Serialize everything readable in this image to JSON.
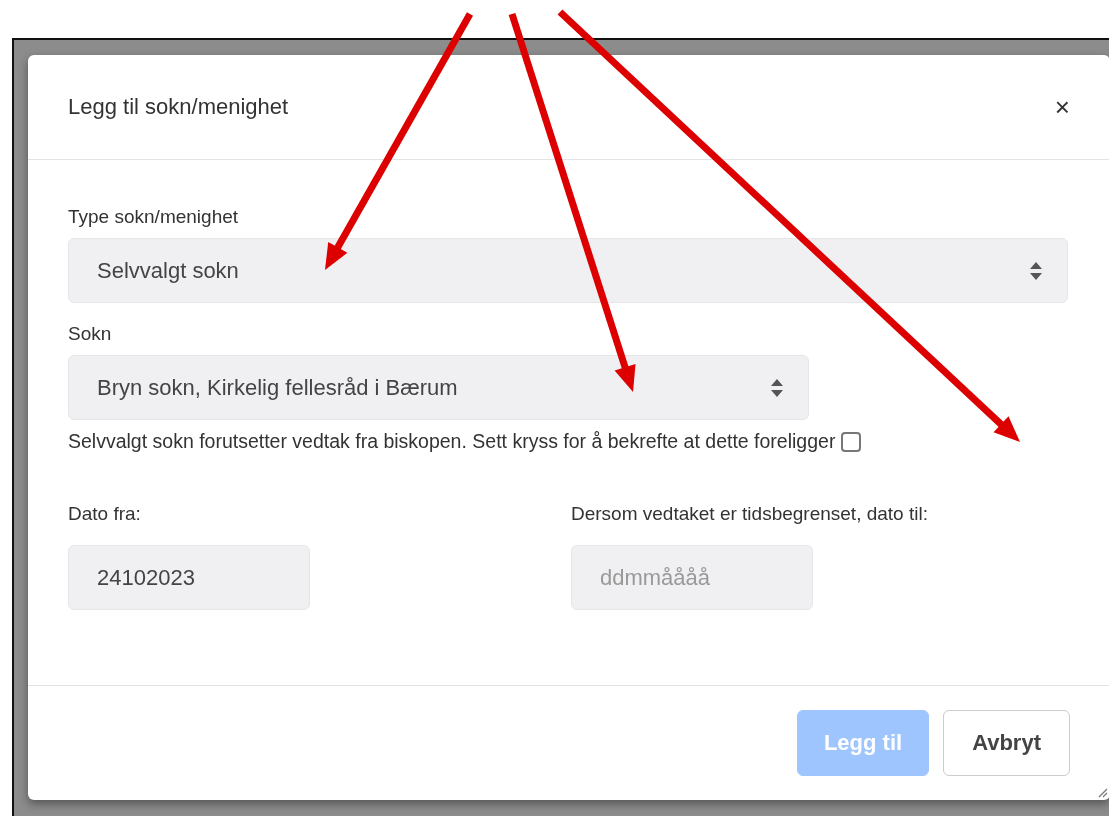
{
  "dialog": {
    "title": "Legg til sokn/menighet",
    "close": "×"
  },
  "fields": [
    {
      "label": "Type sokn/menighet",
      "value": "Selvvalgt sokn"
    },
    {
      "label": "Sokn",
      "value": "Bryn sokn, Kirkelig fellesråd i Bærum"
    }
  ],
  "confirm": {
    "label": "Selvvalgt sokn forutsetter vedtak fra biskopen. Sett kryss for å bekrefte at dette foreligger",
    "checked": false
  },
  "dates": [
    {
      "label": "Dato fra:",
      "value": "24102023"
    },
    {
      "label": "Dersom vedtaket er tidsbegrenset, dato til:",
      "placeholder": "ddmmåååå"
    }
  ],
  "buttons": [
    {
      "label": "Legg til",
      "kind": "primary",
      "disabled": true
    },
    {
      "label": "Avbryt",
      "kind": "secondary",
      "disabled": false
    }
  ]
}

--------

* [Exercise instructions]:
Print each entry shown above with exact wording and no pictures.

* [Problem solution]:
Serialize everything readable in this image to JSON.
{
  "dialog": {
    "title": "Legg til sokn/menighet",
    "close": "×"
  },
  "fields": [
    {
      "label": "Type sokn/menighet",
      "value": "Selvvalgt sokn"
    },
    {
      "label": "Sokn",
      "value": "Bryn sokn, Kirkelig fellesråd i Bærum"
    }
  ],
  "confirm": {
    "label": "Selvvalgt sokn forutsetter vedtak fra biskopen. Sett kryss for å bekrefte at dette foreligger",
    "checked": false
  },
  "dates": [
    {
      "label": "Dato fra:",
      "value": "24102023"
    },
    {
      "label": "Dersom vedtaket er tidsbegrenset, dato til:",
      "placeholder": "ddmmåååå"
    }
  ],
  "buttons": [
    {
      "label": "Legg til",
      "kind": "primary",
      "disabled": true
    },
    {
      "label": "Avbryt",
      "kind": "secondary",
      "disabled": false
    }
  ]
}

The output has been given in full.